PROBLEM TO SOLVE: Take every line of the material below that includes the string "into" and copy it out.

>>>

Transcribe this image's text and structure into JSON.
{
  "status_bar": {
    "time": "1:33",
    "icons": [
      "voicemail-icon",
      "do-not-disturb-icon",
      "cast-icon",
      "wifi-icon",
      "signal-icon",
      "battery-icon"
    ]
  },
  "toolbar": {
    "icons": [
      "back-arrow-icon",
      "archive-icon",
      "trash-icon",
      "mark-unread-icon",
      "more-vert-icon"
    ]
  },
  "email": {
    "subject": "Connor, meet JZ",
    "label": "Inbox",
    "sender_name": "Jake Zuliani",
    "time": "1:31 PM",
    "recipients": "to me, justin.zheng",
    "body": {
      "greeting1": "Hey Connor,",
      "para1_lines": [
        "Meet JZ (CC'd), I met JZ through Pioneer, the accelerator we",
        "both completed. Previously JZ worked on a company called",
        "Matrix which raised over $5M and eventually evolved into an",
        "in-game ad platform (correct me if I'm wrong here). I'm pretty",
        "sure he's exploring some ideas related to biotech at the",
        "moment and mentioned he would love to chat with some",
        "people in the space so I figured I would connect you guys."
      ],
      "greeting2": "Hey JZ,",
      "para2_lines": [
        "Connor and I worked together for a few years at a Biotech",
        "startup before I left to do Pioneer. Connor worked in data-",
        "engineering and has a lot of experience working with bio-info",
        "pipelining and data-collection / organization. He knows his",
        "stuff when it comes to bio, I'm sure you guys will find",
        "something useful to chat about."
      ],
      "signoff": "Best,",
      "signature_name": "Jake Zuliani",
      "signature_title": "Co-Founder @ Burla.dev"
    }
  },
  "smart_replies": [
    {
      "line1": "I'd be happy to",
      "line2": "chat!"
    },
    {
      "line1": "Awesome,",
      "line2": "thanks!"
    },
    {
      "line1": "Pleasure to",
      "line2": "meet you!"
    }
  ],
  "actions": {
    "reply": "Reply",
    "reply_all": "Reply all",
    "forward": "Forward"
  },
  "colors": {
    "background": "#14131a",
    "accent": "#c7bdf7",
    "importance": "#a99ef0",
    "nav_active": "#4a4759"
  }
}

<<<

WORKED SOLUTION:
Transcribe this image's text and structure into JSON.
        "Matrix which raised over $5M and eventually evolved into an",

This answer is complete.